Facial expressions of emotion and psychopathology in adolescent boys.

Journal Article (Journal Article)

On the basis of the widespread belief that emotions underpin psychological adjustment, the authors tested 3 predicted relations between externalizing problems and anger, internalizing problems and fear and sadness, and the absence of externalizing problems and social-moral emotion (embarrassment). Seventy adolescent boys were classified into 1 of 4 comparison groups on the basis of teacher reports using a behavior problem checklist: internalizers, externalizers, mixed (both internalizers and externalizers), and nondisordered boys. The authors coded the facial expressions of emotion shown by the boys during a structured social interaction. Results supported the 3 hypotheses: (a) Externalizing adolescents showed increased facial expressions of anger, (b) on 1 measure internalizing adolescents showed increased facial expressions of fear, and (c) the absence of externalizing problems (or nondisordered classification) was related to increased displays of embarrassment. Discussion focused on the relations of these findings to hypotheses concerning the role of impulse control in antisocial behavior.

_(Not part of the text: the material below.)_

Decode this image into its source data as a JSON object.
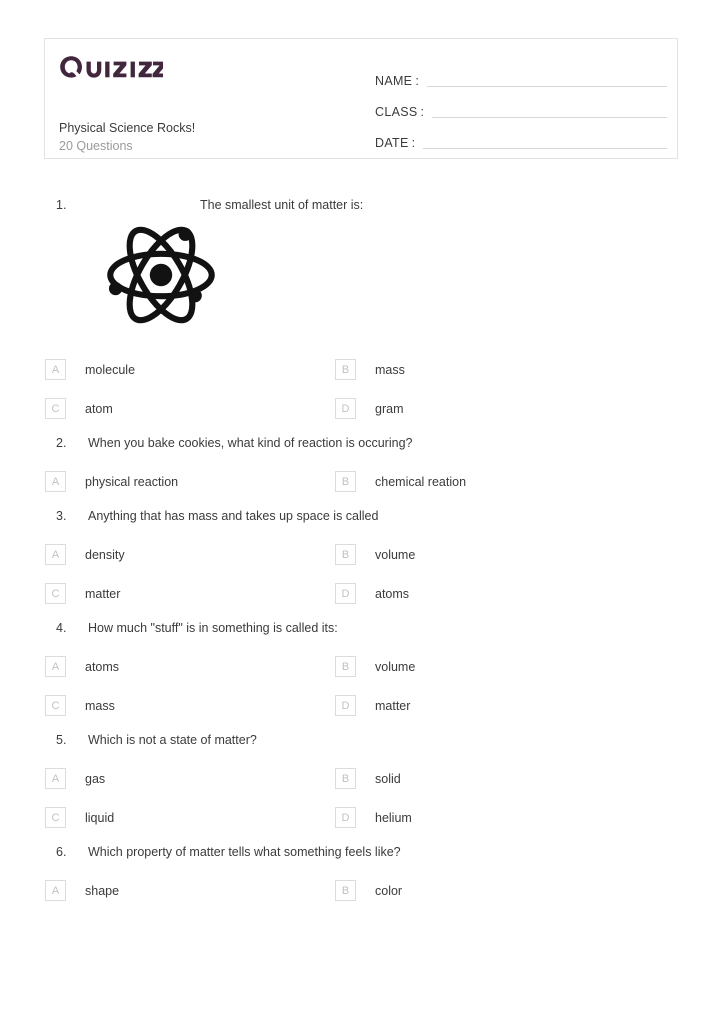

Full Text

Duke Authors

Cited Authors

  • Keltner, D; Moffitt, TE; Stouthamer-Loeber, M

Published Date

  • November 1995

Published In

Volume / Issue

  • 104 / 4

Start / End Page

  • 644 - 652

PubMed ID

  • 8530767

Electronic International Standard Serial Number (EISSN)

  • 1939-1846

International Standard Serial Number (ISSN)

  • 0021-843X

Digital Object Identifier (DOI)

  • 10.1037//0021-843x.104.4.644


  • eng